which I bagged for £30. Result. I kept a look out for mirrors, too, but they were all a bit pricey, so I picked up some rattle cans from Halfords and resolved to do the job myself.
Swapping the nose sounds like a big job, but the reality is that it’s pretty simple. Well, it is an MX-5 after all. With the plastic inner wheelarch liners partially removed and pulled back, assess to the three fixings on either side is revealed. These are simply unscrewed. Further fixings are accessed under the bonnet, where the top of the nose is fixed to the slam panel, and then finally a further three fixings inside the air scoop under the number plate. A bit of a tug and off it comes, ready for the new one to be offered up, but not before transferring the number plate holder and reflectors. In true Haynes manual style, fitting the new nose is the reverse of removal.
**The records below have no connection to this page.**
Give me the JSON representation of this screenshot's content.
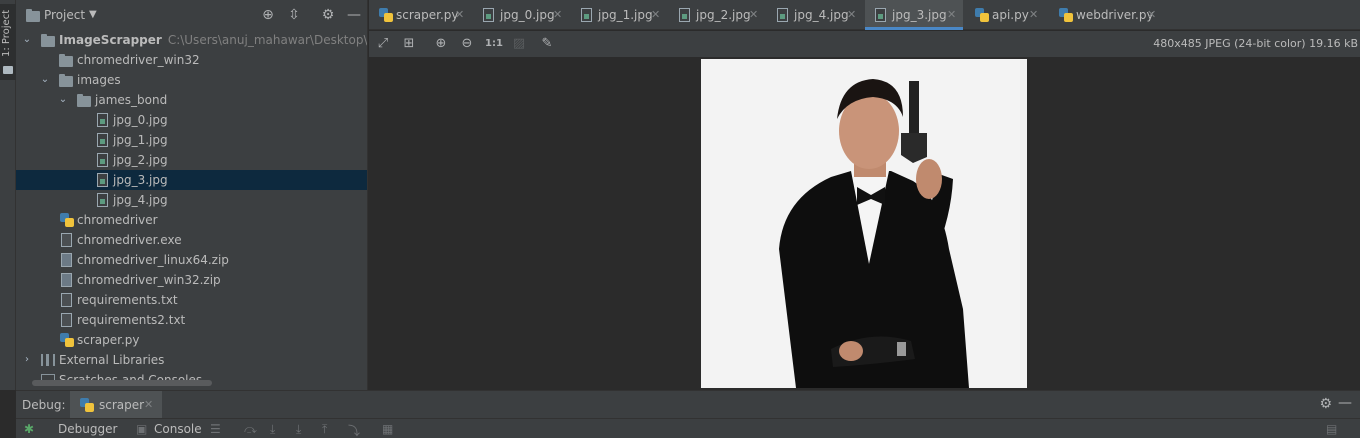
{
  "side_tab": {
    "label": "1: Project"
  },
  "project_panel": {
    "title": "Project",
    "tree": [
      {
        "label": "ImageScrapper",
        "hint": "C:\\Users\\anuj_mahawar\\Desktop\\Python",
        "icon": "folder-icon"
      },
      {
        "label": "chromedriver_win32",
        "icon": "folder-icon"
      },
      {
        "label": "images",
        "icon": "folder-icon"
      },
      {
        "label": "james_bond",
        "icon": "folder-icon"
      },
      {
        "label": "jpg_0.jpg",
        "icon": "image-file-icon"
      },
      {
        "label": "jpg_1.jpg",
        "icon": "image-file-icon"
      },
      {
        "label": "jpg_2.jpg",
        "icon": "image-file-icon"
      },
      {
        "label": "jpg_3.jpg",
        "icon": "image-file-icon"
      },
      {
        "label": "jpg_4.jpg",
        "icon": "image-file-icon"
      },
      {
        "label": "chromedriver",
        "icon": "python-file-icon"
      },
      {
        "label": "chromedriver.exe",
        "icon": "text-file-icon"
      },
      {
        "label": "chromedriver_linux64.zip",
        "icon": "zip-file-icon"
      },
      {
        "label": "chromedriver_win32.zip",
        "icon": "zip-file-icon"
      },
      {
        "label": "requirements.txt",
        "icon": "text-file-icon"
      },
      {
        "label": "requirements2.txt",
        "icon": "text-file-icon"
      },
      {
        "label": "scraper.py",
        "icon": "python-file-icon"
      },
      {
        "label": "External Libraries",
        "icon": "library-icon"
      },
      {
        "label": "Scratches and Consoles",
        "icon": "scratch-icon"
      }
    ]
  },
  "tabs": [
    {
      "label": "scraper.py",
      "icon": "python-file-icon"
    },
    {
      "label": "jpg_0.jpg",
      "icon": "image-file-icon"
    },
    {
      "label": "jpg_1.jpg",
      "icon": "image-file-icon"
    },
    {
      "label": "jpg_2.jpg",
      "icon": "image-file-icon"
    },
    {
      "label": "jpg_4.jpg",
      "icon": "image-file-icon"
    },
    {
      "label": "jpg_3.jpg",
      "icon": "image-file-icon",
      "active": true
    },
    {
      "label": "api.py",
      "icon": "python-file-icon"
    },
    {
      "label": "webdriver.py",
      "icon": "python-file-icon"
    }
  ],
  "image_toolbar": {
    "zoom_actual_label": "1:1",
    "image_info": "480x485 JPEG (24-bit color) 19.16 kB"
  },
  "debug": {
    "label": "Debug:",
    "tab_label": "scraper",
    "debugger_label": "Debugger",
    "console_label": "Console"
  },
  "colors": {
    "selection": "#0d293e",
    "active_tab_underline": "#4a88c7",
    "panel_bg": "#3c3f41",
    "editor_bg": "#2b2b2b"
  }
}
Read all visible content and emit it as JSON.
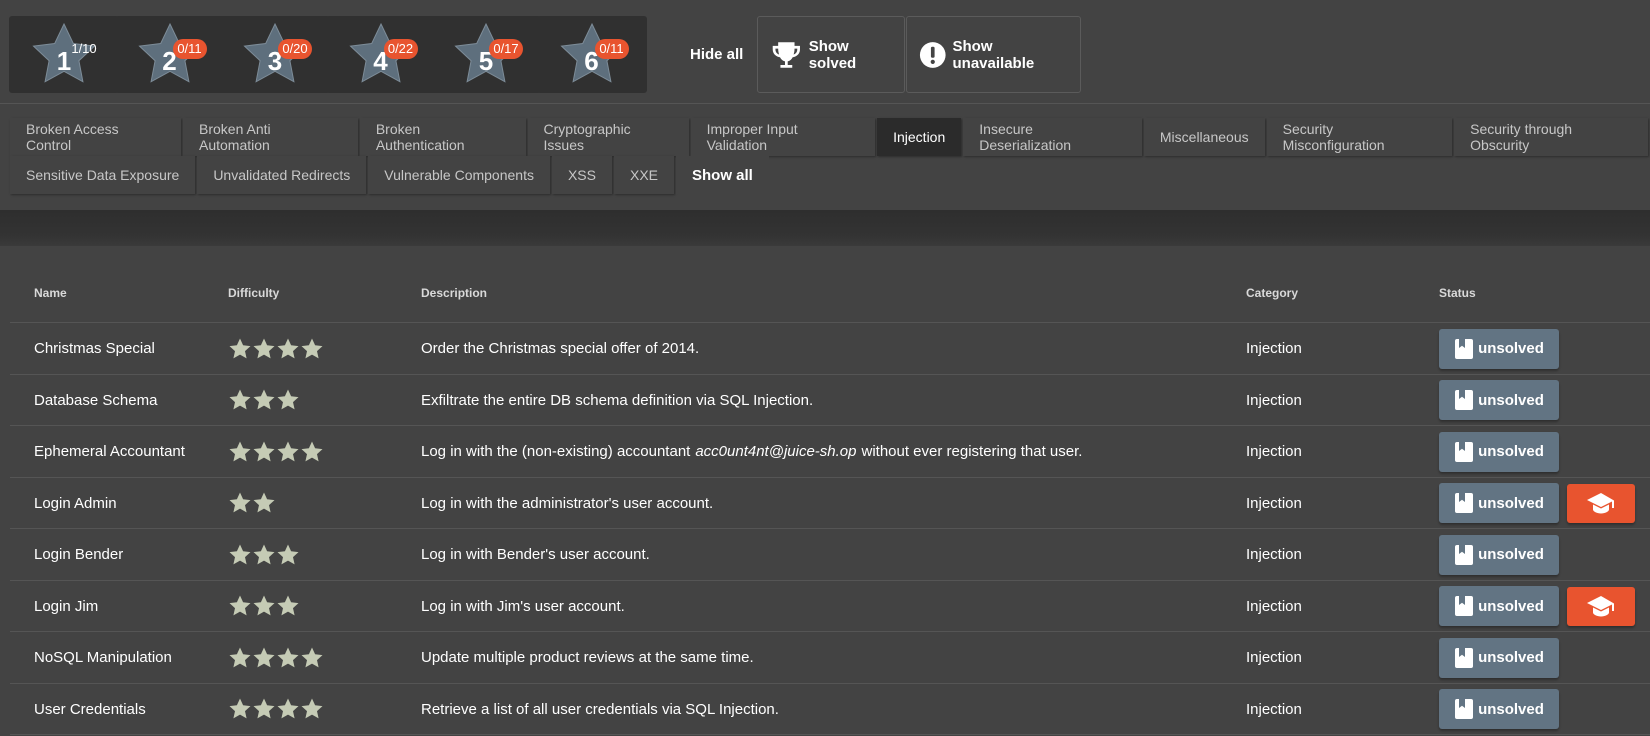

Removing the door mirrors is a doddle. Mine are manually adjusted, so no electrics to worry about and nor is it necessary to remove the door cards. Simply twisting the mirror on its base reveals two external screws.
I can’t say I did a magnificent job, and really I should have given the mirrors a few coats of lacquer, but they’re a good sight better than they were and this is ‘Bangernomics’ in action, not some sort of concours resto. That said, with some spit and polish, the red 5 has come up rather well after attacking it with various lotions and potions from years of hoarding car care products. Autoglym’s ever-popular Super Resin Polish works for me, topped off with Autoglym Extra Gloss
Protection sealant, for extra durability. This combo really works and the dirt just falls off in the winter. And if you’re going to have a red car, then it has to pop, so a spiffing shine is essential. Combined with the new nose and painted mirrors, the effect is rather more than £600’s worth of MX-5.
With green MX-5 diddly-dead (as my grandmother used to say), the red 5 was put into immediate daily use, starting with local chores and then some long distance trips including the Autosport Show at the NEC, a jaunt to the Porsche Experience Centre at Silverstone (it wasn’t the only journo-owned MX-5 in the Porsche-dominated car park) and as camera car joining the MX-5 ‘Rocketeer’ for this issue’s Road Trip feature (p48).
A 600-mile round trip is challenging enough for any 20year-old car, but the £600 machine acquitted itself well on the challenging North Yorks roads in sub-zero temps.
Up on Blakey Ridge we shot the front cover, which involves strapping a camera to the bootlid, while photographer Fraser drives and snaps remotely, while I pursue in the Rocketeer just inches behind. That’s how the magic happens!
So there we are. More cheap thrills than you can shake a rattle can at and a warm sense of smugness too.
Fitting new, shiny ebay nose, a snip at just £30. Nice matching overalls…
Photographer Fraser attaches camera to boot of Bennett’s MX-5
Camera car duties in Yorkshire